It is the practice to prevent the economy from overheating and the upward spiraling of inflation in times of expansion. In the Fisher Effect equation, all rates provided are seen as a composite. The Fisher Effect is known as the International Fisher Effect in currency markets. The International Fisher Effect is an exchange-rate concept developed in the 1930s by Irving Fisher. She teaches economics at Harvard and serves as a subject-matter expert for media outlets including Reuters, BBC, and Slate. The multiplier effect measures the impact that a change in investment will have on final economic output.

Assume that the inflation in that country is 3% per year, and a business needs to purchase goods that are worth $100 today. They invest their cash in government debt, which means they get $102 in a year. One of the major objectives of javascript candlestick chart investing is to generate enough returns to outpace inflation. It is necessary because if the returns are lower than inflation, the purchasing power of the total wealth of the investor will be lower than when they started investing.

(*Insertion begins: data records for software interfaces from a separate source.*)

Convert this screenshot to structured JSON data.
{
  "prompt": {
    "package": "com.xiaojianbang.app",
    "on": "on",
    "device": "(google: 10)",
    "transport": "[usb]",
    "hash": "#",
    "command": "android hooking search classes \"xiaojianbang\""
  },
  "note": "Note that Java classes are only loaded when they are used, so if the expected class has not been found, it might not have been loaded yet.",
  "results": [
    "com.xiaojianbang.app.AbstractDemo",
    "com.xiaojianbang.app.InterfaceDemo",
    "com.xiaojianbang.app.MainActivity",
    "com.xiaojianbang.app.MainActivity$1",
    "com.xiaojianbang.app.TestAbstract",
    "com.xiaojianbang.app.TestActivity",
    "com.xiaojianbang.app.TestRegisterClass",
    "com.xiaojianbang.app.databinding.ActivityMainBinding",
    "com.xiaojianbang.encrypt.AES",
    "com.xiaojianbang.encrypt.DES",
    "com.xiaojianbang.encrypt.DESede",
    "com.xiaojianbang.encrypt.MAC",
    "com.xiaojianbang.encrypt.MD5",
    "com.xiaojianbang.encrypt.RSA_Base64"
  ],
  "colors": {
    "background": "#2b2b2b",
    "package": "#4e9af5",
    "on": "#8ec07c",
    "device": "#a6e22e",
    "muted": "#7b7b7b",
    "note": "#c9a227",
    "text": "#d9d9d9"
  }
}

If they know that the currency of a specific country is about to appreciate, then they get ready to open long . At the time of its conceptualization by Irving, all the predictive indicators in existence were purely based on interest rates. For some financial sectors, such a forecast in insignificant and unusable.